Your guests will admire your trend-setting tastes when they try these sweet potato fries, dipped in soy sauce with toasted sesame oil. You could even try this recipe instead of traditional mashed sweet potatoes in the main Thanksgiving spread. In a small bowl, combine 2 tablespoons low-sodium soy sauce, 2 tablespoons rice-wine vinegar and ¼ teaspoon toasted sesame oil. Set aside this dipping sauce to use for later. Heat the oven to 500 degrees. Peel 4 medium sweet potatoes (about 2 pounds total) and cut them into ¾-inch-thick wedges. Add them to a large bowl and pour in 1 tablespoon plus 1 teaspoon olive oil, then sprinkle with ¼ teaspoon coarse salt. Toss. Roast the potatoes in a single layer on a baking sheet. Flip them once so they crisp on both sides. You will know they're done when they are slightly brown but still tender, about 20 minutes. Remove from oven, sprinkle with 1 ½ teaspoons sesame seeds and serve with sauce. Recipe adapted from Martha Stewart Living.

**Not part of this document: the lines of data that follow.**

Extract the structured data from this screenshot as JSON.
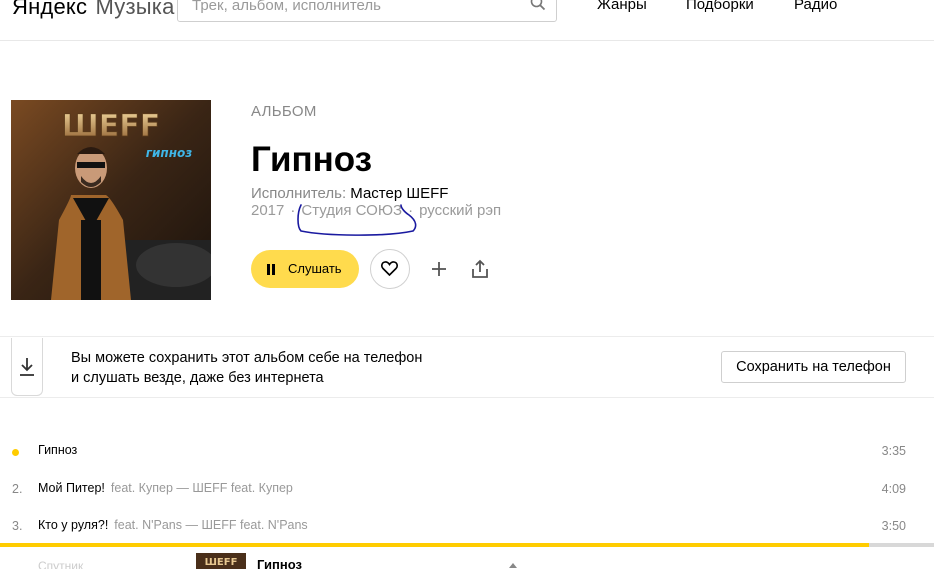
{
  "header": {
    "brand": "Яндекс",
    "section": "Музыка",
    "search_placeholder": "Трек, альбом, исполнитель",
    "nav": {
      "genres": "Жанры",
      "collections": "Подборки",
      "radio": "Радио"
    }
  },
  "album": {
    "kind": "АЛЬБОМ",
    "title": "Гипноз",
    "artist_label": "Исполнитель:",
    "artist": "Мастер ШЕFF",
    "year": "2017",
    "label": "Студия СОЮЗ",
    "genre": "русский рэп",
    "cover_text": {
      "band": "ШЕFF",
      "title": "гипноз"
    }
  },
  "actions": {
    "play_label": "Слушать"
  },
  "promo": {
    "line1": "Вы можете сохранить этот альбом себе на телефон",
    "line2": "и слушать везде, даже без интернета",
    "button": "Сохранить на телефон"
  },
  "tracks": [
    {
      "num": "",
      "title": "Гипноз",
      "feat": "",
      "duration": "3:35",
      "playing": true
    },
    {
      "num": "2.",
      "title": "Мой Питер!",
      "feat": "feat. Купер — ШЕFF feat. Купер",
      "duration": "4:09",
      "playing": false
    },
    {
      "num": "3.",
      "title": "Кто у руля?!",
      "feat": "feat. N'Pans — ШЕFF feat. N'Pans",
      "duration": "3:50",
      "playing": false
    }
  ],
  "player": {
    "title": "Гипноз",
    "progress": 0.93
  },
  "colors": {
    "accent": "#ffdb4d",
    "progress": "#ffcc00",
    "annotation": "#1a1aa0"
  }
}
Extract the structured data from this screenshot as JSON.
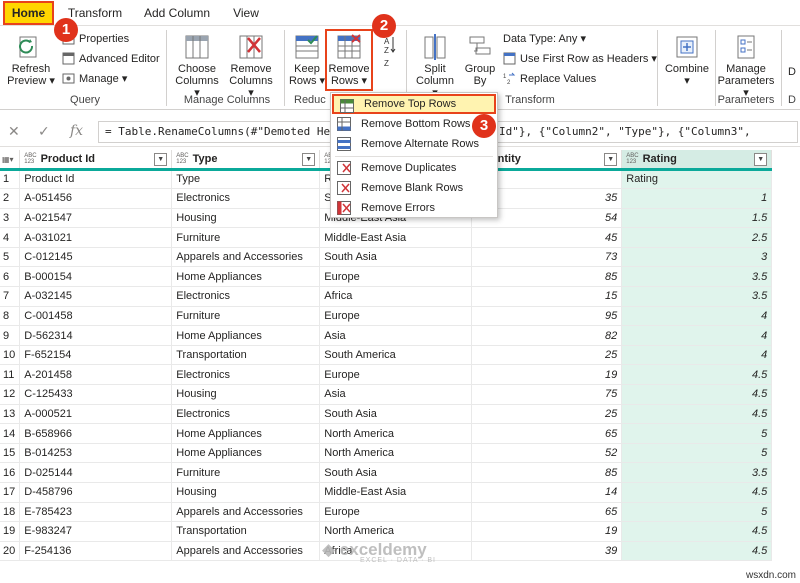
{
  "tabs": [
    "Home",
    "Transform",
    "Add Column",
    "View"
  ],
  "ribbon": {
    "refresh_preview": "Refresh Preview",
    "properties": "Properties",
    "advanced_editor": "Advanced Editor",
    "manage": "Manage",
    "choose_columns": "Choose Columns",
    "remove_columns": "Remove Columns",
    "keep_rows": "Keep Rows",
    "remove_rows": "Remove Rows",
    "split_column": "Split Column",
    "group_by": "Group By",
    "data_type": "Data Type: Any",
    "use_first_row": "Use First Row as Headers",
    "replace_values": "Replace Values",
    "combine": "Combine",
    "manage_parameters": "Manage Parameters",
    "groups": {
      "query": "Query",
      "manage_columns": "Manage Columns",
      "reduce": "Reduc",
      "transform": "Transform",
      "parameters": "Parameters",
      "cut_letter": "D"
    },
    "cut_d": "D"
  },
  "formula": {
    "text": "= Table.RenameColumns(#\"Demoted Head",
    "tail": "Id\"}, {\"Column2\", \"Type\"}, {\"Column3\","
  },
  "menu": {
    "items": [
      "Remove Top Rows",
      "Remove Bottom Rows",
      "Remove Alternate Rows",
      "Remove Duplicates",
      "Remove Blank Rows",
      "Remove Errors"
    ]
  },
  "badges": [
    "1",
    "2",
    "3"
  ],
  "table": {
    "type_tag": "ABC\n123",
    "headers": [
      "Product Id",
      "Type",
      "R",
      "Quantity",
      "Rating"
    ],
    "rows": [
      [
        "1",
        "Product Id",
        "Type",
        "R",
        "tity",
        "Rating"
      ],
      [
        "2",
        "A-051456",
        "Electronics",
        "So",
        "35",
        "1"
      ],
      [
        "3",
        "A-021547",
        "Housing",
        "Middle-East Asia",
        "54",
        "1.5"
      ],
      [
        "4",
        "A-031021",
        "Furniture",
        "Middle-East Asia",
        "45",
        "2.5"
      ],
      [
        "5",
        "C-012145",
        "Apparels and Accessories",
        "South Asia",
        "73",
        "3"
      ],
      [
        "6",
        "B-000154",
        "Home Appliances",
        "Europe",
        "85",
        "3.5"
      ],
      [
        "7",
        "A-032145",
        "Electronics",
        "Africa",
        "15",
        "3.5"
      ],
      [
        "8",
        "C-001458",
        "Furniture",
        "Europe",
        "95",
        "4"
      ],
      [
        "9",
        "D-562314",
        "Home Appliances",
        "Asia",
        "82",
        "4"
      ],
      [
        "10",
        "F-652154",
        "Transportation",
        "South America",
        "25",
        "4"
      ],
      [
        "11",
        "A-201458",
        "Electronics",
        "Europe",
        "19",
        "4.5"
      ],
      [
        "12",
        "C-125433",
        "Housing",
        "Asia",
        "75",
        "4.5"
      ],
      [
        "13",
        "A-000521",
        "Electronics",
        "South Asia",
        "25",
        "4.5"
      ],
      [
        "14",
        "B-658966",
        "Home Appliances",
        "North America",
        "65",
        "5"
      ],
      [
        "15",
        "B-014253",
        "Home Appliances",
        "North America",
        "52",
        "5"
      ],
      [
        "16",
        "D-025144",
        "Furniture",
        "South Asia",
        "85",
        "3.5"
      ],
      [
        "17",
        "D-458796",
        "Housing",
        "Middle-East Asia",
        "14",
        "4.5"
      ],
      [
        "18",
        "E-785423",
        "Apparels and Accessories",
        "Europe",
        "65",
        "5"
      ],
      [
        "19",
        "E-983247",
        "Transportation",
        "North America",
        "19",
        "4.5"
      ],
      [
        "20",
        "F-254136",
        "Apparels and Accessories",
        "Africa",
        "39",
        "4.5"
      ]
    ]
  },
  "watermark": {
    "name": "exceldemy",
    "sub": "EXCEL · DATA · BI"
  },
  "site": "wsxdn.com"
}
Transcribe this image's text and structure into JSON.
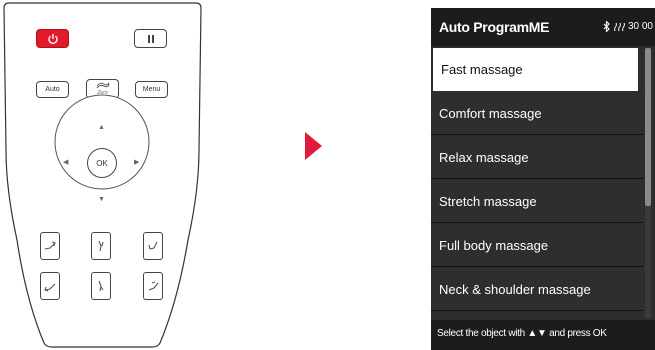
{
  "remote": {
    "buttons": {
      "auto_label": "Auto",
      "zero_label": "Zero",
      "menu_label": "Menu",
      "ok_label": "OK"
    },
    "icons": [
      "power-icon",
      "pause-icon",
      "zero-gravity-icon",
      "chair-recline-icon",
      "leg-rest-icon",
      "chair-upright-icon"
    ]
  },
  "screen": {
    "title": "Auto ProgramME",
    "status": {
      "bluetooth_icon": "bluetooth-icon",
      "heat_icon": "heat-icon",
      "timer": "30 00"
    },
    "items": [
      {
        "label": "Fast massage",
        "selected": true
      },
      {
        "label": "Comfort massage",
        "selected": false
      },
      {
        "label": "Relax massage",
        "selected": false
      },
      {
        "label": "Stretch massage",
        "selected": false
      },
      {
        "label": "Full body massage",
        "selected": false
      },
      {
        "label": "Neck & shoulder massage",
        "selected": false
      }
    ],
    "footer": {
      "prefix": "Select the object with",
      "suffix": "and press OK"
    }
  },
  "colors": {
    "power_red": "#e21b2a",
    "pointer_red": "#e21b3b",
    "screen_bg": "#2e2e2e",
    "header_bg": "#1c1c1c"
  }
}
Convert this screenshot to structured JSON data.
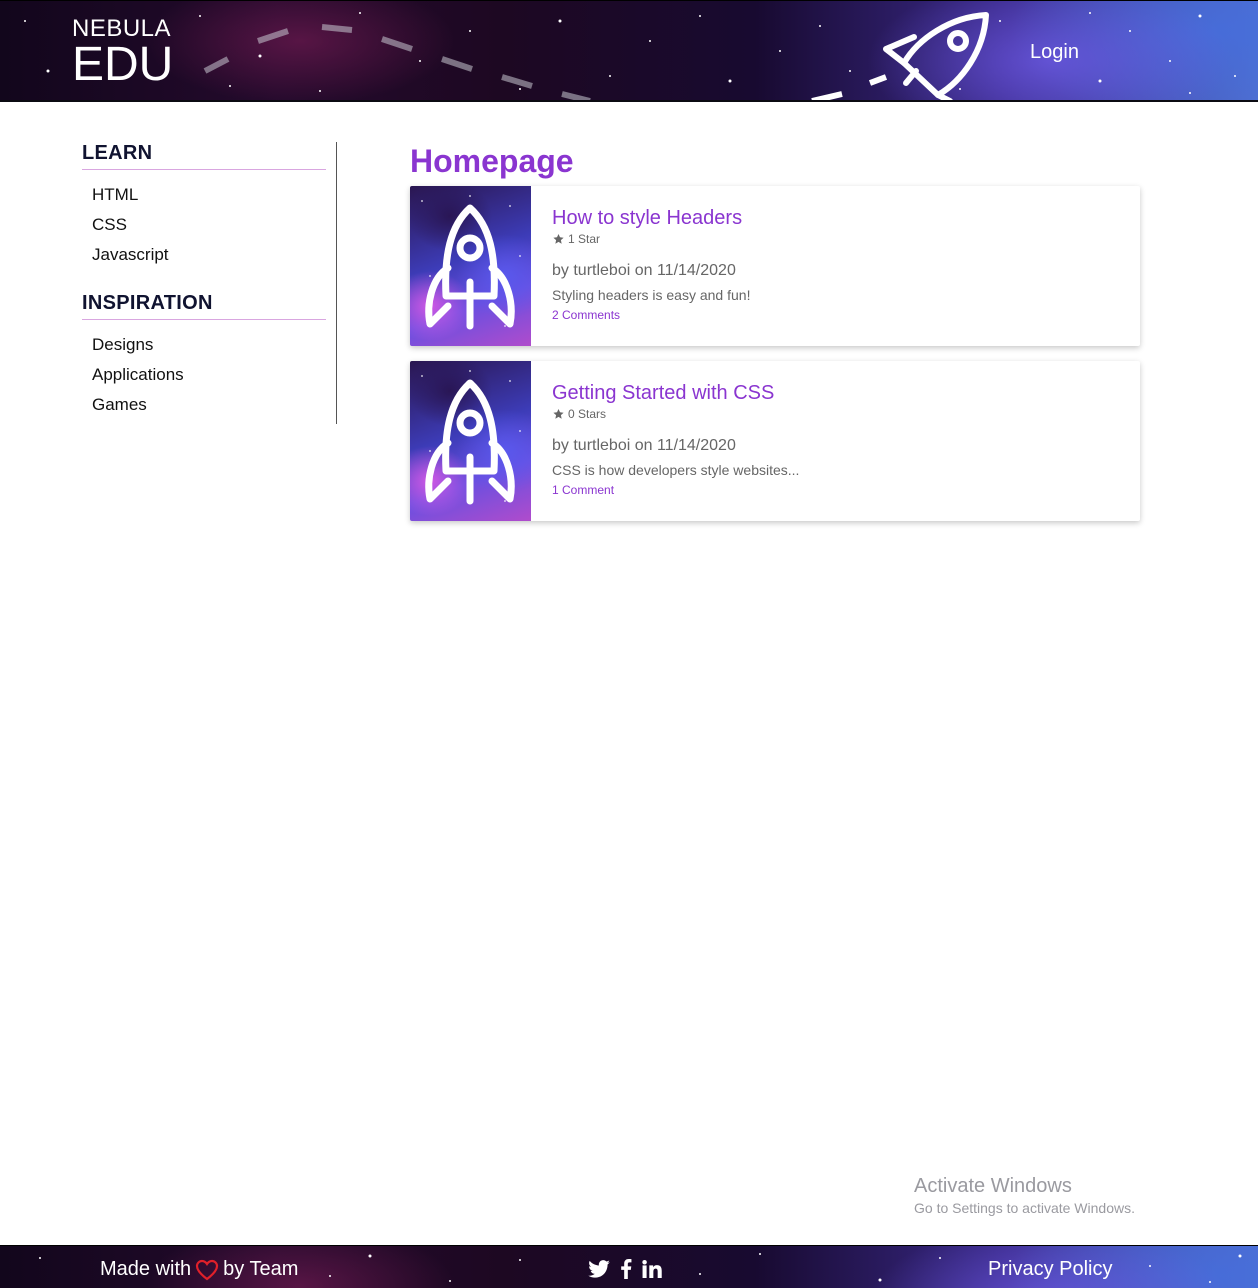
{
  "header": {
    "logo_top": "NEBULA",
    "logo_bottom": "EDU",
    "login_label": "Login"
  },
  "sidebar": {
    "sections": [
      {
        "title": "LEARN",
        "items": [
          "HTML",
          "CSS",
          "Javascript"
        ]
      },
      {
        "title": "INSPIRATION",
        "items": [
          "Designs",
          "Applications",
          "Games"
        ]
      }
    ]
  },
  "main": {
    "title": "Homepage",
    "posts": [
      {
        "title": "How to style Headers",
        "stars": "1 Star",
        "byline": "by turtleboi on 11/14/2020",
        "excerpt": "Styling headers is easy and fun!",
        "comments": "2 Comments"
      },
      {
        "title": "Getting Started with CSS",
        "stars": "0 Stars",
        "byline": "by turtleboi on 11/14/2020",
        "excerpt": "CSS is how developers style websites...",
        "comments": "1 Comment"
      }
    ]
  },
  "watermark": {
    "title": "Activate Windows",
    "subtitle": "Go to Settings to activate Windows."
  },
  "footer": {
    "made_prefix": "Made with",
    "made_suffix": "by Team",
    "privacy_label": "Privacy Policy",
    "social_icons": [
      "twitter-icon",
      "facebook-icon",
      "linkedin-icon"
    ]
  },
  "colors": {
    "accent": "#8a35d0",
    "heading": "#101330",
    "muted": "#666666",
    "divider": "#d9a6e0",
    "heart": "#e0202a"
  },
  "icons": [
    "rocket-icon",
    "star-icon",
    "heart-icon"
  ]
}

Fried Risotto Balls
Your vegetarian friends will love you for serving these fried risotto balls. This recipe uses leftover risotto, so feel free to make the dish in advance for a meal, then save 2 cups for this appetizer and chill it in the fridge for 1 to 2 days. When ready to make, add ½ cup bread crumbs and 1 to 2 tablespoons nutritional yeast to a dipping bowl. With your hands, form the risotto into balls and thoroughly coat them with the bread crumb mixture. If your risotto is not sticky enough, you can dip the balls into a bowl of warm water and 1 teaspoon ground flax seed before rolling in the crumbs. Once coated, place the balls on a parchment-lined tray. If the risotto balls seem too crumbly, chill them in the fridge for half an hour. Otherwise, it's time to fry. Fill a small pot with about 2 inches of sunflower oil or canola oil and heat on high for 2 minutes. Reduce to medium heat and begin adding the risotto balls to the oil. Fry each ball for 2 to 3 minutes, turning gently. Using a slotted spoon, remove balls and place them on a paper towel-lined plate. Serve immediately. Recipe adapted from Healthy Happy Life.